= Problem =
Scan the following data for lines with "Dogs" and state how many there are, as a number only.

(Data about app and page elements)
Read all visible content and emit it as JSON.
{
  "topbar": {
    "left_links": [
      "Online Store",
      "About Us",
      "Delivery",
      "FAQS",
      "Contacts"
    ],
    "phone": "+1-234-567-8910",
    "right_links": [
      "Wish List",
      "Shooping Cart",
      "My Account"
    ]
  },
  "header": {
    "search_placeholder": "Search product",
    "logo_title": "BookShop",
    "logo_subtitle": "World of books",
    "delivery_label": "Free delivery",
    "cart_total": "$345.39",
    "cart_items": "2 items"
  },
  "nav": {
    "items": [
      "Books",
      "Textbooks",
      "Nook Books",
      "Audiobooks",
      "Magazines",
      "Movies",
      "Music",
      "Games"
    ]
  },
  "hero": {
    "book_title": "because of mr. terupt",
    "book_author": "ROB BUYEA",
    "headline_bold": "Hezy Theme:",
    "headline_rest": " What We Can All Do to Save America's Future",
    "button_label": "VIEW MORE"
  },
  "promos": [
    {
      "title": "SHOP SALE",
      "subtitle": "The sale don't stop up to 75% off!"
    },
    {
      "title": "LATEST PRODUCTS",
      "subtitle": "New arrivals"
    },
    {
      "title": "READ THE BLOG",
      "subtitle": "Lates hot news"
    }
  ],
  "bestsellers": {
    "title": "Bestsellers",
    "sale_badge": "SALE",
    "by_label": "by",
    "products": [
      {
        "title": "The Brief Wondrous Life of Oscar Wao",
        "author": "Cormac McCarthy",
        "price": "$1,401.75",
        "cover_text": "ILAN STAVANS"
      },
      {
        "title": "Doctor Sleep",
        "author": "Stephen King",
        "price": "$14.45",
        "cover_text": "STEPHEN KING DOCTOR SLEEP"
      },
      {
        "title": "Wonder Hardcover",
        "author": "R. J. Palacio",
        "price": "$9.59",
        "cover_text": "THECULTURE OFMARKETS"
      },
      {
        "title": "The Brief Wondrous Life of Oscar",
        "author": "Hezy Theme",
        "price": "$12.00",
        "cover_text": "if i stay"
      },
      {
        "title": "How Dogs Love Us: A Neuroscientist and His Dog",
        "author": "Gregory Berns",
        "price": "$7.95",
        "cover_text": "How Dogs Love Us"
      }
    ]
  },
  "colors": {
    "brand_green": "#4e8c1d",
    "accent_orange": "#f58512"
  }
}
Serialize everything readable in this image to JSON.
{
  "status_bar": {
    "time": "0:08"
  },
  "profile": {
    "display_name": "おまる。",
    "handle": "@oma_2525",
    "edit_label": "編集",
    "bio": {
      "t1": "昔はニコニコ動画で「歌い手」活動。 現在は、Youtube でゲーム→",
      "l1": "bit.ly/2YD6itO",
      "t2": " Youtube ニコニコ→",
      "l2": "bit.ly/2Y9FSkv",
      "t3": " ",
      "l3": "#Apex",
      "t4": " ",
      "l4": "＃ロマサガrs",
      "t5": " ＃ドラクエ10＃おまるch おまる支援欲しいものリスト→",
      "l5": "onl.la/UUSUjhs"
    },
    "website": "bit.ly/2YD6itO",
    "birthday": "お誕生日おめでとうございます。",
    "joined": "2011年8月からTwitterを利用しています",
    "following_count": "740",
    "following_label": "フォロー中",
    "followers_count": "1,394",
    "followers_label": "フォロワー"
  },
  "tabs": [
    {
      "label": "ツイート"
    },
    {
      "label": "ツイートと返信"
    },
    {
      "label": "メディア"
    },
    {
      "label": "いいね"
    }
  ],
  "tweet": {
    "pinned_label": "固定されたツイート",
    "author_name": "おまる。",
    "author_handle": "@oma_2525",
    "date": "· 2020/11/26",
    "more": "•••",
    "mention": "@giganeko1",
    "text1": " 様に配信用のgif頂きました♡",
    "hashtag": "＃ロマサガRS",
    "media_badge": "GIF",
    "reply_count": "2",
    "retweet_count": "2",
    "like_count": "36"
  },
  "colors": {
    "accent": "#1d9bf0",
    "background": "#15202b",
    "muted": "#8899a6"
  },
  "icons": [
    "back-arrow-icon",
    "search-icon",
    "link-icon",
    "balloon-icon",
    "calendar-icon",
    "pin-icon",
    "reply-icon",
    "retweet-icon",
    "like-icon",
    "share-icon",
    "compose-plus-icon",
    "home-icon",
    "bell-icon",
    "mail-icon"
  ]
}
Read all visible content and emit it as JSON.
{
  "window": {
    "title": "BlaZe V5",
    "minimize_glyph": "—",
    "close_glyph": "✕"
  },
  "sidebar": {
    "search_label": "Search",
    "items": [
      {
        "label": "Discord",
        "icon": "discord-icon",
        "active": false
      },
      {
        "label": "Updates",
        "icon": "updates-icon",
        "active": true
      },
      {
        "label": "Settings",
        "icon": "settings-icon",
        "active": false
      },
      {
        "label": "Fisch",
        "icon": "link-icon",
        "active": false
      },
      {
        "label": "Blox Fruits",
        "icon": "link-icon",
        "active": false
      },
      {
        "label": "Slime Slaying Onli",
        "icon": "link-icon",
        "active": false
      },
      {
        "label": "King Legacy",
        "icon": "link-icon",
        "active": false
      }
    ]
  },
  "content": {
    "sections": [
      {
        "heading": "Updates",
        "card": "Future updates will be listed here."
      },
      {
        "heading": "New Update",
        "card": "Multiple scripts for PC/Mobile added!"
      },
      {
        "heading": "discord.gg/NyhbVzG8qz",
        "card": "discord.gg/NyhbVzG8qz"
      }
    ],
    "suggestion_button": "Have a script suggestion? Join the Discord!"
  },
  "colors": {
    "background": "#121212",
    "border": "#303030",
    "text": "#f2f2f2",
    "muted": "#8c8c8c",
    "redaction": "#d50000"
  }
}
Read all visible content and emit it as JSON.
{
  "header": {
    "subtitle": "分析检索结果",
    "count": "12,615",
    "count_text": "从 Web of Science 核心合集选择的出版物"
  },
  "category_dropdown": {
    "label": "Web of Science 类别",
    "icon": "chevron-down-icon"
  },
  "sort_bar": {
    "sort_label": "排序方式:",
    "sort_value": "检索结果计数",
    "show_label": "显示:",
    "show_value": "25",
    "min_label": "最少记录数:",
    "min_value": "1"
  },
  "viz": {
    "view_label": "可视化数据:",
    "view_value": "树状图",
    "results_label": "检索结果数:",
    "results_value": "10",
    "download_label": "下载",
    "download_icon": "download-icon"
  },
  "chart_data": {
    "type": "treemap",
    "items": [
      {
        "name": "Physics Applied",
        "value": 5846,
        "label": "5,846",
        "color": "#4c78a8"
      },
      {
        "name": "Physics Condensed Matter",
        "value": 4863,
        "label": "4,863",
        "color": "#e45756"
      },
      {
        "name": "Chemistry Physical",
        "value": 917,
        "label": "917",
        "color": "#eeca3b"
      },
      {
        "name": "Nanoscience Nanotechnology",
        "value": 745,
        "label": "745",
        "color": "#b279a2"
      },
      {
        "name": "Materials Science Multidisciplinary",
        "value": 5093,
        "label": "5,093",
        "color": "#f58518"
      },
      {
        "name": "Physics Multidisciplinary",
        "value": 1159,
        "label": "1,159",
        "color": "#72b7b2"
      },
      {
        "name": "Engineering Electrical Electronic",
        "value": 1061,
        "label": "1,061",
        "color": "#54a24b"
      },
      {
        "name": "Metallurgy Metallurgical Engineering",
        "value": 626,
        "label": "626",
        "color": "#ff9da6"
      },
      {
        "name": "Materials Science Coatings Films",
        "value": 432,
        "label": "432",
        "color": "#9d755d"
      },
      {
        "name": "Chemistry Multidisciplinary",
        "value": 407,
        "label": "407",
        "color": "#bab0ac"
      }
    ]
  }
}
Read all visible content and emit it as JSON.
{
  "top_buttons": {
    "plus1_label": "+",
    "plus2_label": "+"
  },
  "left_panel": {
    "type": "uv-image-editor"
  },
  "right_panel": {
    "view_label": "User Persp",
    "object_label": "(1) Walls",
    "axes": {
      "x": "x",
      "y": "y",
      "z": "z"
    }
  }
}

= Output for this task =
2